Continue reading about Galla Placidia's impressive waves of political weakness and strength, HERE.


Picture attribution: (Supposed miniature of Galla Placidia on top of a destroyed city painted by Thomas Cole (1801–1848), both [Public Domain] via Creative Commons).

Sunday, December 24, 2017

New Article: Mistletoe, The Killer Of Gods

(Baldr and Nanna (by Friedrich Wilhelm Heine (1845-1921) over mistletoe, both [Public Domain] via Creative Commons and pixabay.com)

Baldr (or Baldur), a Norse god of light and beauty, was loved by almost all of creation, from the divine Æsir all the way to the plants and stones of the earth. As such, when Baldr began to have dreams and premonitions of his own death, the Æsir held a council and decided to make everything in the world swear an oath to never harm Baldr, an oath that most living beings and elements would be more than willing to make.
According to The Prose Edda, a collection of Norse myths compiled by the powerful Icelandic leader, Snorri Sturluson (1179-1241), Baldr’s mother, Frigg, obtained promises from fire, water, metals, stones, plant life, animal wildlife, poisons and even diseases and viruses, all swearing that they would not harm her son. When all of the oaths were collected, Baldr was so invulnerable that the mighty gods, themselves, amused themselves by punching, throwing stones, shooting arrows, even striking or stabbing at Baldr, all to no effect. Baldr’s newfound defensive prowess was lauded and praised by the gods—well, all except one. Loki, the usual delinquent deity of Norse mythology, loathed Baldr’s invulnerability. Therefore, Loki began to investigate, hoping that, like Achilles, a vulnerable chink could be found in Baldr’s supernatural armor.

Continue reading to find out how Loki found and exploited Baldr's weakness in this tragic story, HERE.
 

Thursday, December 21, 2017

New Article: The Strategy Of The Decoy Camp—Alexios Komnenos Versus Nikephoros Basilakios

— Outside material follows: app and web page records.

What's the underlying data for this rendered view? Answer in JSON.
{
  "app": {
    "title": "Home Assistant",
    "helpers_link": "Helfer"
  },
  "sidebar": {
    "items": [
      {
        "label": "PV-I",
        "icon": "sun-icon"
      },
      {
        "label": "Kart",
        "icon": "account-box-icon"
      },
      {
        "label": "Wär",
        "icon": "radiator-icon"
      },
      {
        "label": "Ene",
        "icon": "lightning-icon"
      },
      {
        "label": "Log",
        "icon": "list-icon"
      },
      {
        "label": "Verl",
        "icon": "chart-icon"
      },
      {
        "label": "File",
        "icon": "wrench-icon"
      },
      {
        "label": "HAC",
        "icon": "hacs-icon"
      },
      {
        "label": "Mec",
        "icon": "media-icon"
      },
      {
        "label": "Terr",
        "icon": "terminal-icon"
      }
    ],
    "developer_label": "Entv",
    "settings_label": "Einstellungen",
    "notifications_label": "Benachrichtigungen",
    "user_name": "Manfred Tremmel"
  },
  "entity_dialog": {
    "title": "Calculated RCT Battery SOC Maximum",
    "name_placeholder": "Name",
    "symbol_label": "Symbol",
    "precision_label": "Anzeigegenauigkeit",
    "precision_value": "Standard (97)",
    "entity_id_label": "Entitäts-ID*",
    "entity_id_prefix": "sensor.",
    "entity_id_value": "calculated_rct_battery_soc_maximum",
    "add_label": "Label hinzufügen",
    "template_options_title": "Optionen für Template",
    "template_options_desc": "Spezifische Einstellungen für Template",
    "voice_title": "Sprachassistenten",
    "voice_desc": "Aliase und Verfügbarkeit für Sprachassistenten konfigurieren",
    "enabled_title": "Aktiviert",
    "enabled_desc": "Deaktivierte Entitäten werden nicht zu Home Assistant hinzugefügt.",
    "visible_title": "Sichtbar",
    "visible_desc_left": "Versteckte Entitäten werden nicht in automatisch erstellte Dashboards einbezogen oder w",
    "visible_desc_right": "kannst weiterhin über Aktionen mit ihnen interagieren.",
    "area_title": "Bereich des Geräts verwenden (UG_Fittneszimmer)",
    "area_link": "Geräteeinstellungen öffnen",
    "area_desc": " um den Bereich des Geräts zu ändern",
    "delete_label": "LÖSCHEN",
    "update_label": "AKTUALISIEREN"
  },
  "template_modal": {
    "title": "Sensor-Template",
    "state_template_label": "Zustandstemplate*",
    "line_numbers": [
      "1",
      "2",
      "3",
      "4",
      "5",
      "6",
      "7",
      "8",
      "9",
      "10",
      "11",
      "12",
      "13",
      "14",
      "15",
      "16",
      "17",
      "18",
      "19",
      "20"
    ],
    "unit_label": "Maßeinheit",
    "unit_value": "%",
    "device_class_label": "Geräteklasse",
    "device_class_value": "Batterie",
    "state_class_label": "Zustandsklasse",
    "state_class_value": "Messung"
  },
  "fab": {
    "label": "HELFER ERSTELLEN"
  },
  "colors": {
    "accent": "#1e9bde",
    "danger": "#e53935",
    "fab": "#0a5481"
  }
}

(Mashup of Madrid Skylitzes illustrations (medieval text about the Byzantine Empire), [Public Domain] via Creative Commons)

In the autumn of 1078, a young general (and future emperor) of the Byzantine Empire by the name of Alexios Komnenos handed a freshly captured rebel leader named Nikephoros Bryennios the Elder over to an agent of Emperor Nikephoros III Botaneiates (r. 1078-1081). In exchange for the prisoner, the agent of the emperor delivered a message for Alexios containing a new task set to him by the crown. Around the same time that Bryennios’ rebellion was crushed, another rebellion had erupted in the city of Dyrrakhion (modern Durrës, Albania), led by Nikephoros Basilakios—Alexios’ task was to hunt down this third Nikephoros (whom we will simply refer to as Basilakios) and put a stop to the rebellion.

Continue reading about how Alexios Komnenos outsmarted Basilakios, HERE

Thursday, December 14, 2017

New Biography: The Poetic Life of Edgar Allan Poe

(Édouard Manet  (1832–1883) depicting the fist lines of Edgar Allan Poe's "The Raven," [Public Domain] via Creative Commons).

Few authors have mastered channeling the dark, eerie and macabre nature of the world like the great poet and author, Edgar Allan Poe. Even in his earliest years, Poe was intimately aware of the frustrations and burdens that can plague a life cursed with misfortune. Nevertheless, he saw beauty in even the darkest of places, but he could also imagine chilling horrors erupting out of the sweetest and most docile of scenarios.

Continue reading about the life and works of Edgar Allan Poe, HERE.